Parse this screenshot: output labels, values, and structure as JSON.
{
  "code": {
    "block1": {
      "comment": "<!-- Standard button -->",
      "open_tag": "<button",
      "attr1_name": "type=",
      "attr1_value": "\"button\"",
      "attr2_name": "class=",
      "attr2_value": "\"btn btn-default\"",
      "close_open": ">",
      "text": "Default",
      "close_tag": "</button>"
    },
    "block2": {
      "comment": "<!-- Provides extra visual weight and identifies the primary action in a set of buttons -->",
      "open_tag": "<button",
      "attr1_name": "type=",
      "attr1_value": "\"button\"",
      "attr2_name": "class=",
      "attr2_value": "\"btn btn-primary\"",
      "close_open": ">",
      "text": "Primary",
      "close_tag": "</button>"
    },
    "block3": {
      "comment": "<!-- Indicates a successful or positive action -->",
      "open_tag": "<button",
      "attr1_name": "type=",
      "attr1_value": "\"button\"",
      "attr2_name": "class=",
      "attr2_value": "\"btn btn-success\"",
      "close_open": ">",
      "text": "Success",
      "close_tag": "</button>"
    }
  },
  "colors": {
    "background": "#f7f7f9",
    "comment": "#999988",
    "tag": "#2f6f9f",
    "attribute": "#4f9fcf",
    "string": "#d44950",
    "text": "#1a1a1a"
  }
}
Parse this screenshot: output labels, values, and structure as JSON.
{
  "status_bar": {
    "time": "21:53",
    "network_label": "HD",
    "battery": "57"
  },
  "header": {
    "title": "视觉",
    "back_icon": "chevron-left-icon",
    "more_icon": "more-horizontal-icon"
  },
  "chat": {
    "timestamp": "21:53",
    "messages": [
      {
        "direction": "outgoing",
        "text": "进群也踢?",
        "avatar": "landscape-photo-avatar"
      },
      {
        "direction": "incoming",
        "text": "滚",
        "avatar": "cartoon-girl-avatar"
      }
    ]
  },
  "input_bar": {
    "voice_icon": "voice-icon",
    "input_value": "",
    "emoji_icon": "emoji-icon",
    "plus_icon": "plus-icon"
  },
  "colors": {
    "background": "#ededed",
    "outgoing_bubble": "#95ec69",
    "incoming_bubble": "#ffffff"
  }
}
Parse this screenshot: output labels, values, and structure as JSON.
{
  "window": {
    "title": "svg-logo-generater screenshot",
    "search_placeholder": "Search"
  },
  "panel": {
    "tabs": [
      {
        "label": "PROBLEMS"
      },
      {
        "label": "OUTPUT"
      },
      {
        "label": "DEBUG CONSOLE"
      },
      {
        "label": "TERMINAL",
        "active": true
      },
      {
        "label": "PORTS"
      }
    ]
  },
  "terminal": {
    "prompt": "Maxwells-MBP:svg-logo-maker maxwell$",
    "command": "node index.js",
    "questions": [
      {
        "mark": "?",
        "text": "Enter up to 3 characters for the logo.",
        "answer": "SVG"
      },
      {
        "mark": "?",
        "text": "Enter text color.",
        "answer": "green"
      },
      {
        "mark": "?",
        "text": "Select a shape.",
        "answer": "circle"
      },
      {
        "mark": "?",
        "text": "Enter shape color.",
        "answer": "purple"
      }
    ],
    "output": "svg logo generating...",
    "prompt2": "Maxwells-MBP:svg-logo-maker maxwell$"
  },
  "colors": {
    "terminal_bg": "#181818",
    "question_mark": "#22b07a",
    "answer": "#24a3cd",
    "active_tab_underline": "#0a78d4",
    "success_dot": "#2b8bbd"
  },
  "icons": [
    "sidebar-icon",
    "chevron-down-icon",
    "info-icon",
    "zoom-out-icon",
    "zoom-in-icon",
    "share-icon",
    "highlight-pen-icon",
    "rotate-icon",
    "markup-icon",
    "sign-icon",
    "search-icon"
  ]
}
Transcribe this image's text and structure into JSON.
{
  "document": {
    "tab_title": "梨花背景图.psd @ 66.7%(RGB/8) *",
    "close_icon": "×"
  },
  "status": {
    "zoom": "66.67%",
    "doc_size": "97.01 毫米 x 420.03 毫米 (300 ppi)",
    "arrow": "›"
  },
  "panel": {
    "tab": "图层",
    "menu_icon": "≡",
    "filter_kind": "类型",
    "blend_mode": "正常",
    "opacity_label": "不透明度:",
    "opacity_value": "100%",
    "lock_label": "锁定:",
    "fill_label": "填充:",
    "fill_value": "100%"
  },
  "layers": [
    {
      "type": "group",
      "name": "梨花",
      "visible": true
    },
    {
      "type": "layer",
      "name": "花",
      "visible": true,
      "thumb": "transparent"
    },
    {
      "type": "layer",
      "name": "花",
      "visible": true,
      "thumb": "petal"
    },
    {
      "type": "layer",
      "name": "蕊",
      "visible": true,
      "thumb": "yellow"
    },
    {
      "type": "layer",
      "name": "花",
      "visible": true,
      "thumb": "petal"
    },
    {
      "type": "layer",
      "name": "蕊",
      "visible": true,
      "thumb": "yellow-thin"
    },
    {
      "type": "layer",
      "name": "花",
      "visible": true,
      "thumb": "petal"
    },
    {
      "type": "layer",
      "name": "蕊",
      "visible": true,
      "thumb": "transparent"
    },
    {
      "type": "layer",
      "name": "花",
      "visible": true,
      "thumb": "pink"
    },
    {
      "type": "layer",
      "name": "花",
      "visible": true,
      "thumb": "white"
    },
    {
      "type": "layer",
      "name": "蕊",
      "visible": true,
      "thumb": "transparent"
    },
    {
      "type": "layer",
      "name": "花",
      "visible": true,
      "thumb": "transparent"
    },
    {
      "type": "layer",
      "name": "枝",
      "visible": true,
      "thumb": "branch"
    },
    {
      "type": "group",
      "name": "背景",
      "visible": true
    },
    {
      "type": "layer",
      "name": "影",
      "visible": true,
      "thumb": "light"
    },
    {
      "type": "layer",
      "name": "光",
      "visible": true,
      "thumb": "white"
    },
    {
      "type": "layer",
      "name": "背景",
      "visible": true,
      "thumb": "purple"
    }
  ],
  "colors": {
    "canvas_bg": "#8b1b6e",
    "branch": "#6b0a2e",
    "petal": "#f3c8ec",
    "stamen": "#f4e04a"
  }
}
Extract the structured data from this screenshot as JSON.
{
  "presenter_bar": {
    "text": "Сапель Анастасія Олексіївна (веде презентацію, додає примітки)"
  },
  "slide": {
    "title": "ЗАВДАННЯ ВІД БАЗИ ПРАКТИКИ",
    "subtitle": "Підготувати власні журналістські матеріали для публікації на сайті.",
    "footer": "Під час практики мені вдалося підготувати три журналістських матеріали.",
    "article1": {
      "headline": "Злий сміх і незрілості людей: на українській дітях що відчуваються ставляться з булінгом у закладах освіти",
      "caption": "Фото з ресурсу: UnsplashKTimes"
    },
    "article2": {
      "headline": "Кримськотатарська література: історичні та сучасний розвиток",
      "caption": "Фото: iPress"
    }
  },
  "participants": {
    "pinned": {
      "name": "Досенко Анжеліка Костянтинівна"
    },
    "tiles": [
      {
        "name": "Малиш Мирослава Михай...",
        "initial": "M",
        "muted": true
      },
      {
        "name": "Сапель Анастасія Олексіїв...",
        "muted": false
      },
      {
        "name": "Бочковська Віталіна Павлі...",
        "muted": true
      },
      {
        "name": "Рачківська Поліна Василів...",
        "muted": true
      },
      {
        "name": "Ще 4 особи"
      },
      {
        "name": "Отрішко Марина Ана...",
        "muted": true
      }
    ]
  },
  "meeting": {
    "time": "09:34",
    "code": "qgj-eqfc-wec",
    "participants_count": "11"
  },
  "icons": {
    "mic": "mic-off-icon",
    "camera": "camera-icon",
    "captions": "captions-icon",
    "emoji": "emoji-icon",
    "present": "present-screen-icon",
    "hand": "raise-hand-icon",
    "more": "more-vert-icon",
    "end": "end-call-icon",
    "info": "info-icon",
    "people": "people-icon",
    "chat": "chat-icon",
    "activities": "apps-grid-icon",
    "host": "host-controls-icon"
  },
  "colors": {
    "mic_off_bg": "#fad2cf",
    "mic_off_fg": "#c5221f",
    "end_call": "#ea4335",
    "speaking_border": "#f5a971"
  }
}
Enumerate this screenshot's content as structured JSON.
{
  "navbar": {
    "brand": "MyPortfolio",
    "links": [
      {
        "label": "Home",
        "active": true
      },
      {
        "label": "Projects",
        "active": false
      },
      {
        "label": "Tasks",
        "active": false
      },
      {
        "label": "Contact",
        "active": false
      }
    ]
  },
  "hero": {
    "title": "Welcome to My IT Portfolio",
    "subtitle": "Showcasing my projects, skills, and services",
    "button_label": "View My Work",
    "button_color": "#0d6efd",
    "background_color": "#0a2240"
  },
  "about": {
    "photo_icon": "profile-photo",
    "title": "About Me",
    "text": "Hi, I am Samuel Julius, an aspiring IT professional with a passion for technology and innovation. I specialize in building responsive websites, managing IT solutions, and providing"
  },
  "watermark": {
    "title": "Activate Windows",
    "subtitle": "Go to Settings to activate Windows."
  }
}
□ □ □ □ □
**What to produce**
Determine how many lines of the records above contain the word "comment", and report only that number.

**Exercise output**
4